Saved entries:
┄┄┄┄┄┄

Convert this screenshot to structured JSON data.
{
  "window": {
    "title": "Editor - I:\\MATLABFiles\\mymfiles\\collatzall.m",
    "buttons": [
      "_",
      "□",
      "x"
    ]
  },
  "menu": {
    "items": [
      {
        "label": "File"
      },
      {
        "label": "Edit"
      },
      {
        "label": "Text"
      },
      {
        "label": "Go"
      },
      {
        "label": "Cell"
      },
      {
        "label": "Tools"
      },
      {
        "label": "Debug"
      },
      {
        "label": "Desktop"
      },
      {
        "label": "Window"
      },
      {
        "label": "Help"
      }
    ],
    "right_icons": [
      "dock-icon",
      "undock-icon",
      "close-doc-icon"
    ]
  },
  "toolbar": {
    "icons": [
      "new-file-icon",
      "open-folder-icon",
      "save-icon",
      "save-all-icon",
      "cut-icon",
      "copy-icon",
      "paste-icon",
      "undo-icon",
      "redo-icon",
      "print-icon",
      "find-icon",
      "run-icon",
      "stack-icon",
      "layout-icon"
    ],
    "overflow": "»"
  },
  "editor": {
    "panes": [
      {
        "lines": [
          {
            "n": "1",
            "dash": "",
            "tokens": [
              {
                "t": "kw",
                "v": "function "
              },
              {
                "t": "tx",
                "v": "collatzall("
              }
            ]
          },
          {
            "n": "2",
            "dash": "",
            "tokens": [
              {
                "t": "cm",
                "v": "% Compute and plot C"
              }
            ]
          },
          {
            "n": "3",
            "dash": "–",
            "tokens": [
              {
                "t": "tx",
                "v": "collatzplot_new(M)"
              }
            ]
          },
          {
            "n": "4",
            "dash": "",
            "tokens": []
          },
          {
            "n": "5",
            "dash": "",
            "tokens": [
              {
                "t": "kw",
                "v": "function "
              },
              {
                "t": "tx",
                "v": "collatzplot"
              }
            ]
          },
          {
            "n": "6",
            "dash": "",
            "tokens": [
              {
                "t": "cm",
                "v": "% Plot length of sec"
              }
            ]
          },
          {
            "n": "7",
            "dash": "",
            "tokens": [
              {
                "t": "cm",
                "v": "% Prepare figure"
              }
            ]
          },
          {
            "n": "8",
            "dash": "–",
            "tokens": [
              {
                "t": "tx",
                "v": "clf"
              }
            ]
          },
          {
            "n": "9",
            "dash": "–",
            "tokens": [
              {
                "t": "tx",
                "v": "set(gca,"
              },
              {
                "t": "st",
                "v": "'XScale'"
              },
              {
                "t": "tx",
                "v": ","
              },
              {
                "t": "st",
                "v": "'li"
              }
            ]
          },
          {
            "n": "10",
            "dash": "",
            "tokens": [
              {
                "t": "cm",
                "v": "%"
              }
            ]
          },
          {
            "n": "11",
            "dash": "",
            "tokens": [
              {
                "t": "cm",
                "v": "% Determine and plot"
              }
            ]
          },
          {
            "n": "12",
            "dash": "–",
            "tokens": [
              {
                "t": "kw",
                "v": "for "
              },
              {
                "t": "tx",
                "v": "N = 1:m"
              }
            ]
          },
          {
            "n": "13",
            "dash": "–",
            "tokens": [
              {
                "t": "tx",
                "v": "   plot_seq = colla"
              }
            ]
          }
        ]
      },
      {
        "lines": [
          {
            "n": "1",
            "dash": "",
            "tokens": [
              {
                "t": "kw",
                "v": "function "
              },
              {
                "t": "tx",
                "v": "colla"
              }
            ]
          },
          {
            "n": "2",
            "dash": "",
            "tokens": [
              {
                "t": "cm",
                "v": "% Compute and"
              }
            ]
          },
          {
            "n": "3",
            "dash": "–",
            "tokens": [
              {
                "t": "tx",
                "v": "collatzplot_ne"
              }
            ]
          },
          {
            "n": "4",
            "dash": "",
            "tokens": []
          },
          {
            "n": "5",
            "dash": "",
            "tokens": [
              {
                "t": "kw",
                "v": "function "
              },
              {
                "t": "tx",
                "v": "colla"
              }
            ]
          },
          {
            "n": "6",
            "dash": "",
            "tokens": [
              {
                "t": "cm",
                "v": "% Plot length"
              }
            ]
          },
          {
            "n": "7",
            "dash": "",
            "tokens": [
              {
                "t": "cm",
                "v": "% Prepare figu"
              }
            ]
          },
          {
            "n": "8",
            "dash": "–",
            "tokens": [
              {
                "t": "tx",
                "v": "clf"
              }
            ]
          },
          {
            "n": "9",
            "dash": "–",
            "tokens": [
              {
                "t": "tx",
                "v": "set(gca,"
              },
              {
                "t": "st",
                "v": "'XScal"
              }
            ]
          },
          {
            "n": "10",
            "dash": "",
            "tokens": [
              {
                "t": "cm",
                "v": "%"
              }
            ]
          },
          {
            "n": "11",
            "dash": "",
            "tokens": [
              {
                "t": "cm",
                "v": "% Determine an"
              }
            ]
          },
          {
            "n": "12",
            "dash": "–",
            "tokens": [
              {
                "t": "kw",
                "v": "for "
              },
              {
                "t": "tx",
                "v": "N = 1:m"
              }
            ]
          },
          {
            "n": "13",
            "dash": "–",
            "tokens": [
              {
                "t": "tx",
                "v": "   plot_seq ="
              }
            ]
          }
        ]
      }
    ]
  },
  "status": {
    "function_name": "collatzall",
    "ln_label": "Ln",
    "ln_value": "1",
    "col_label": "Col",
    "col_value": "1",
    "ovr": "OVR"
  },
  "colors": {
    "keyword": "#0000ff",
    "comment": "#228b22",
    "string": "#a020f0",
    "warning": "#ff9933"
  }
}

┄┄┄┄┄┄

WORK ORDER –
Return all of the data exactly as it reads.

RESPONSE AREA –
Convert this screenshot to structured JSON data.
{
  "window": {
    "title": "Editor - I:\\MATLABFiles\\mymfiles\\collatzall.m",
    "buttons": [
      "_",
      "□",
      "x"
    ]
  },
  "menu": {
    "items": [
      {
        "label": "File"
      },
      {
        "label": "Edit"
      },
      {
        "label": "Text"
      },
      {
        "label": "Go"
      },
      {
        "label": "Cell"
      },
      {
        "label": "Tools"
      },
      {
        "label": "Debug"
      },
      {
        "label": "Desktop"
      },
      {
        "label": "Window"
      },
      {
        "label": "Help"
      }
    ],
    "right_icons": [
      "dock-icon",
      "undock-icon",
      "close-doc-icon"
    ]
  },
  "toolbar": {
    "icons": [
      "new-file-icon",
      "open-folder-icon",
      "save-icon",
      "save-all-icon",
      "cut-icon",
      "copy-icon",
      "paste-icon",
      "undo-icon",
      "redo-icon",
      "print-icon",
      "find-icon",
      "run-icon",
      "stack-icon",
      "layout-icon"
    ],
    "overflow": "»"
  },
  "editor": {
    "panes": [
      {
        "lines": [
          {
            "n": "1",
            "dash": "",
            "tokens": [
              {
                "t": "kw",
                "v": "function "
              },
              {
                "t": "tx",
                "v": "collatzall("
              }
            ]
          },
          {
            "n": "2",
            "dash": "",
            "tokens": [
              {
                "t": "cm",
                "v": "% Compute and plot C"
              }
            ]
          },
          {
            "n": "3",
            "dash": "–",
            "tokens": [
              {
                "t": "tx",
                "v": "collatzplot_new(M)"
              }
            ]
          },
          {
            "n": "4",
            "dash": "",
            "tokens": []
          },
          {
            "n": "5",
            "dash": "",
            "tokens": [
              {
                "t": "kw",
                "v": "function "
              },
              {
                "t": "tx",
                "v": "collatzplot"
              }
            ]
          },
          {
            "n": "6",
            "dash": "",
            "tokens": [
              {
                "t": "cm",
                "v": "% Plot length of sec"
              }
            ]
          },
          {
            "n": "7",
            "dash": "",
            "tokens": [
              {
                "t": "cm",
                "v": "% Prepare figure"
              }
            ]
          },
          {
            "n": "8",
            "dash": "–",
            "tokens": [
              {
                "t": "tx",
                "v": "clf"
              }
            ]
          },
          {
            "n": "9",
            "dash": "–",
            "tokens": [
              {
                "t": "tx",
                "v": "set(gca,"
              },
              {
                "t": "st",
                "v": "'XScale'"
              },
              {
                "t": "tx",
                "v": ","
              },
              {
                "t": "st",
                "v": "'li"
              }
            ]
          },
          {
            "n": "10",
            "dash": "",
            "tokens": [
              {
                "t": "cm",
                "v": "%"
              }
            ]
          },
          {
            "n": "11",
            "dash": "",
            "tokens": [
              {
                "t": "cm",
                "v": "% Determine and plot"
              }
            ]
          },
          {
            "n": "12",
            "dash": "–",
            "tokens": [
              {
                "t": "kw",
                "v": "for "
              },
              {
                "t": "tx",
                "v": "N = 1:m"
              }
            ]
          },
          {
            "n": "13",
            "dash": "–",
            "tokens": [
              {
                "t": "tx",
                "v": "   plot_seq = colla"
              }
            ]
          }
        ]
      },
      {
        "lines": [
          {
            "n": "1",
            "dash": "",
            "tokens": [
              {
                "t": "kw",
                "v": "function "
              },
              {
                "t": "tx",
                "v": "colla"
              }
            ]
          },
          {
            "n": "2",
            "dash": "",
            "tokens": [
              {
                "t": "cm",
                "v": "% Compute and"
              }
            ]
          },
          {
            "n": "3",
            "dash": "–",
            "tokens": [
              {
                "t": "tx",
                "v": "collatzplot_ne"
              }
            ]
          },
          {
            "n": "4",
            "dash": "",
            "tokens": []
          },
          {
            "n": "5",
            "dash": "",
            "tokens": [
              {
                "t": "kw",
                "v": "function "
              },
              {
                "t": "tx",
                "v": "colla"
              }
            ]
          },
          {
            "n": "6",
            "dash": "",
            "tokens": [
              {
                "t": "cm",
                "v": "% Plot length"
              }
            ]
          },
          {
            "n": "7",
            "dash": "",
            "tokens": [
              {
                "t": "cm",
                "v": "% Prepare figu"
              }
            ]
          },
          {
            "n": "8",
            "dash": "–",
            "tokens": [
              {
                "t": "tx",
                "v": "clf"
              }
            ]
          },
          {
            "n": "9",
            "dash": "–",
            "tokens": [
              {
                "t": "tx",
                "v": "set(gca,"
              },
              {
                "t": "st",
                "v": "'XScal"
              }
            ]
          },
          {
            "n": "10",
            "dash": "",
            "tokens": [
              {
                "t": "cm",
                "v": "%"
              }
            ]
          },
          {
            "n": "11",
            "dash": "",
            "tokens": [
              {
                "t": "cm",
                "v": "% Determine an"
              }
            ]
          },
          {
            "n": "12",
            "dash": "–",
            "tokens": [
              {
                "t": "kw",
                "v": "for "
              },
              {
                "t": "tx",
                "v": "N = 1:m"
              }
            ]
          },
          {
            "n": "13",
            "dash": "–",
            "tokens": [
              {
                "t": "tx",
                "v": "   plot_seq ="
              }
            ]
          }
        ]
      }
    ]
  },
  "status": {
    "function_name": "collatzall",
    "ln_label": "Ln",
    "ln_value": "1",
    "col_label": "Col",
    "col_value": "1",
    "ovr": "OVR"
  },
  "colors": {
    "keyword": "#0000ff",
    "comment": "#228b22",
    "string": "#a020f0",
    "warning": "#ff9933"
  }
}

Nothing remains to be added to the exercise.